9817 Bissonnet # N
I'd seen this little store before but wasn't sure it was open; the shopping center has been home to a continuing parade of failed eateries and is mostly empty. Recently I saw a lighted 'Open' sign in the window and pulled in to check it out. I was hoping against hope it was an eatery offering a fusion of African and Mexican foods, maybe African inspired tamales and enchiladas?
Alas, it was just a small grocery. The narrow aisles carried the usual West African staples, some spices and herbs and flours, jars of ready-made 'African Stew' which mentioned jollof on the label. There were also some Goya products displayed, apparently the reason for the 'Mex' part of the name (the street side sign, easy to miss, says Mexican African Caribbean Food).
In the rear was a small meat case with oxtail, cows foot and some other typical cuts; in the freezer case were bags of stockfish pieces and whole stockfish, the unsalted, dried cod from Norway that is widely used in West Africa.
At the checkout counter I spied what I hoped to see - some ready made snacks. Communication was virtually impossible, however. All I could pick up was 'bread' and 'bean' referring to the items I picked up.
It turned out they were all 'bread' - fried breads, that is. The round one was very dense, slightly sweet and tasted faintly of banana or plantain. The flatter more irregularly shaped ones were still warm, very savory and surprisingly spicy; they were also still quite greasy.
The dubyadubyadubya wasn't much help on these but I finally formed the opinion the slightly sweet one was Puff Puff, a Nigerian donut, often served with powdered sugar, while the savory ones were Akara, essentially a black-eyed pea fritter. I like the Akara much better; they would go good with greens or in lots of situations where cornbread might be served.
There had been a couple of empty display cases and trays at the counter so I went back a few days later to check for some others snacks. This time the clerk spoke perfect English and confirmed my deductions about the Puff Puff and Akara (you can just call me Sherlock from now on). I found cone shaped items, wrapped in banana or plantain leaves, labeled jollof - an African tamale? - but I was more interested in the foil pockets which had moi moi, the Nigerian steamed black-eyed pea pudding. This is a popular breakfast and street food in Nigeria and I've seen it on menus before but never had it. As with the Akara, the peas are soaked until the hulls are easily removed, leaving them a pale yellow/cream color instead of brown, then mashed or ground into a paste or flour.

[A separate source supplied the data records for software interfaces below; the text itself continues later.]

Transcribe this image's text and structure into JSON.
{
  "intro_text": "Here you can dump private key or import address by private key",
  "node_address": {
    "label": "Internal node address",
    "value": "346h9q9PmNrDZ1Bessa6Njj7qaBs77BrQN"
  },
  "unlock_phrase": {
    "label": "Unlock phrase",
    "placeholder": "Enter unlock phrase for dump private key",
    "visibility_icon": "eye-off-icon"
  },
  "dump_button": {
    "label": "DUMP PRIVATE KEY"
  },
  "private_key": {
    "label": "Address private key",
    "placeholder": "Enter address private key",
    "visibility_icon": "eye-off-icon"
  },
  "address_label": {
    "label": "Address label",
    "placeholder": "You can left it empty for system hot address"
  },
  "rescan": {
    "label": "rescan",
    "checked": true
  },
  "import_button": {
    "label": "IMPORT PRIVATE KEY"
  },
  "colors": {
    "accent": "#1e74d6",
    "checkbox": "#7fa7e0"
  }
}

Moi moi is made with red palm oil, onions and red pepper and has a reddish tinge and a little bit of heat depending on how much red pepper is used. Sometimes onions, bell pepper, corned beef or chicken are mixed in, too. Sometimes habanero is used but these were only mildly spicy and I don't think it was habanero.
I've never made anything with red palm oil but I have to go back and get some and try it plus the jollof tamales.
The store is open 7 days a week.